Data records -
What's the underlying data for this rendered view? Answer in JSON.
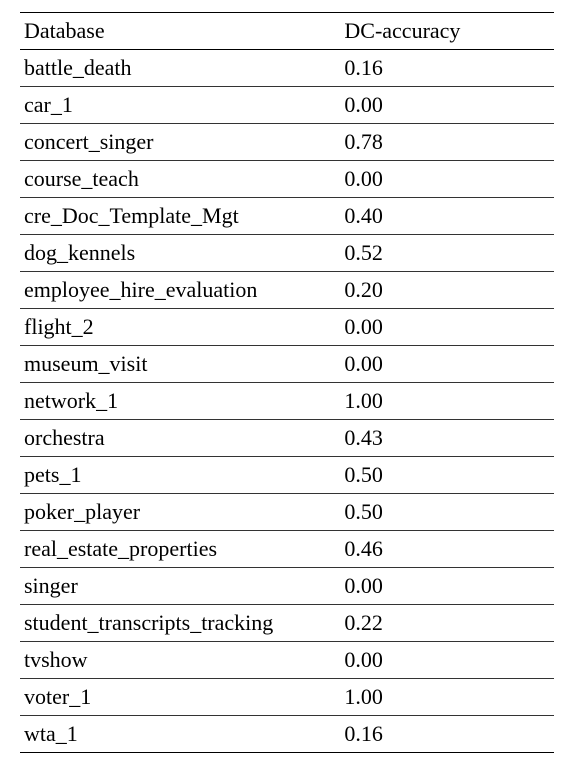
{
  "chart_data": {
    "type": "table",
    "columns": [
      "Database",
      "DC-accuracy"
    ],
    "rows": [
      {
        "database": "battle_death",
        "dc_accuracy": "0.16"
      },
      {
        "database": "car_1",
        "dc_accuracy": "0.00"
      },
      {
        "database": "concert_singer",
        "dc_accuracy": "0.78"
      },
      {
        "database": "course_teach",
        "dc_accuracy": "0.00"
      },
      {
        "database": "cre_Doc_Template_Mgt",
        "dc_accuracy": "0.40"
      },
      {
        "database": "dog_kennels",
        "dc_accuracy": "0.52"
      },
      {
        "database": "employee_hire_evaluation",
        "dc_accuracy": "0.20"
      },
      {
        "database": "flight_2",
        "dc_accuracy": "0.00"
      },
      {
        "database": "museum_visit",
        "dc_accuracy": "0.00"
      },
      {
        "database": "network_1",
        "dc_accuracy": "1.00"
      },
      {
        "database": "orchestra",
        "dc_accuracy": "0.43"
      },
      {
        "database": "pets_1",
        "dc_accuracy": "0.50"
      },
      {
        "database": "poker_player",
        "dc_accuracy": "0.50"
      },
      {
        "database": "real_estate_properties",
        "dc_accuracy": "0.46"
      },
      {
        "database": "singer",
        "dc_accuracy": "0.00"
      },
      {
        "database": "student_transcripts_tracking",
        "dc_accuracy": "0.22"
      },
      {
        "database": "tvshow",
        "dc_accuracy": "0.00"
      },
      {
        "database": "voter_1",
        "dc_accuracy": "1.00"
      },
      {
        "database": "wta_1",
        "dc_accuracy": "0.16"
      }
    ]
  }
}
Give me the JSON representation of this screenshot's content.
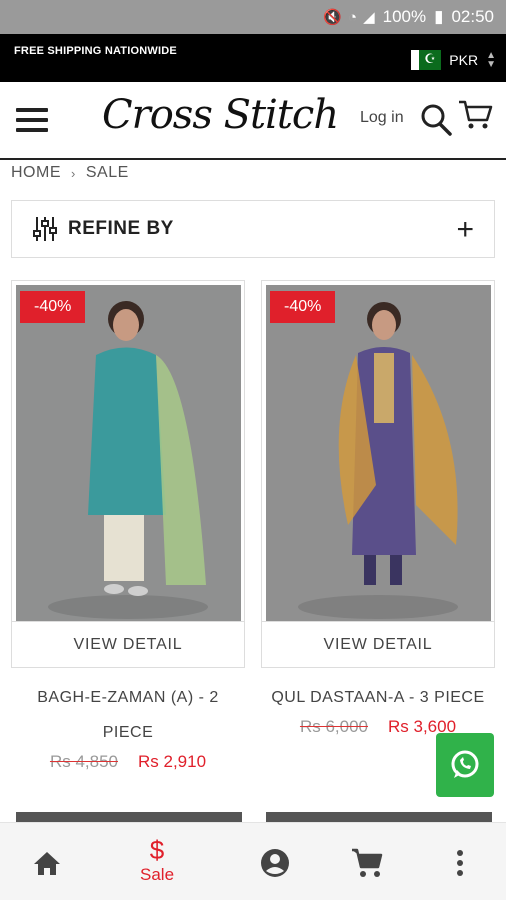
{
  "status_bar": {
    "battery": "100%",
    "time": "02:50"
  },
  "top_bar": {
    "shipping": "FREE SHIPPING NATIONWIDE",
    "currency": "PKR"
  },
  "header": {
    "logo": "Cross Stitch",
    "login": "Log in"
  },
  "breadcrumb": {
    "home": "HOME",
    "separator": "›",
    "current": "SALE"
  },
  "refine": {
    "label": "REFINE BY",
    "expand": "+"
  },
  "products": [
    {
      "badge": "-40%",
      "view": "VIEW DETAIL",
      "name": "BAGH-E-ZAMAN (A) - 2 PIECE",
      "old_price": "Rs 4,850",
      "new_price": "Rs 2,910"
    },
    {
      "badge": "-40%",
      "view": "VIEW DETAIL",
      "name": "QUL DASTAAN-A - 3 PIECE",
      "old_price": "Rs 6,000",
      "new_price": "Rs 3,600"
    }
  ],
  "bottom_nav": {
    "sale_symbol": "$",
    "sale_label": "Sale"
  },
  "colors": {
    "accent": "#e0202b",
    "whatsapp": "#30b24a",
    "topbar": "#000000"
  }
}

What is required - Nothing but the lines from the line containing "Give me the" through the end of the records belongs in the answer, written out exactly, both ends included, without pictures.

Result for this exercise -
Give me the JSON representation of this screenshot's content.
{
  "status_bar": {
    "battery": "100%",
    "time": "02:50"
  },
  "top_bar": {
    "shipping": "FREE SHIPPING NATIONWIDE",
    "currency": "PKR"
  },
  "header": {
    "logo": "Cross Stitch",
    "login": "Log in"
  },
  "breadcrumb": {
    "home": "HOME",
    "separator": "›",
    "current": "SALE"
  },
  "refine": {
    "label": "REFINE BY",
    "expand": "+"
  },
  "products": [
    {
      "badge": "-40%",
      "view": "VIEW DETAIL",
      "name": "BAGH-E-ZAMAN (A) - 2 PIECE",
      "old_price": "Rs 4,850",
      "new_price": "Rs 2,910"
    },
    {
      "badge": "-40%",
      "view": "VIEW DETAIL",
      "name": "QUL DASTAAN-A - 3 PIECE",
      "old_price": "Rs 6,000",
      "new_price": "Rs 3,600"
    }
  ],
  "bottom_nav": {
    "sale_symbol": "$",
    "sale_label": "Sale"
  },
  "colors": {
    "accent": "#e0202b",
    "whatsapp": "#30b24a",
    "topbar": "#000000"
  }
}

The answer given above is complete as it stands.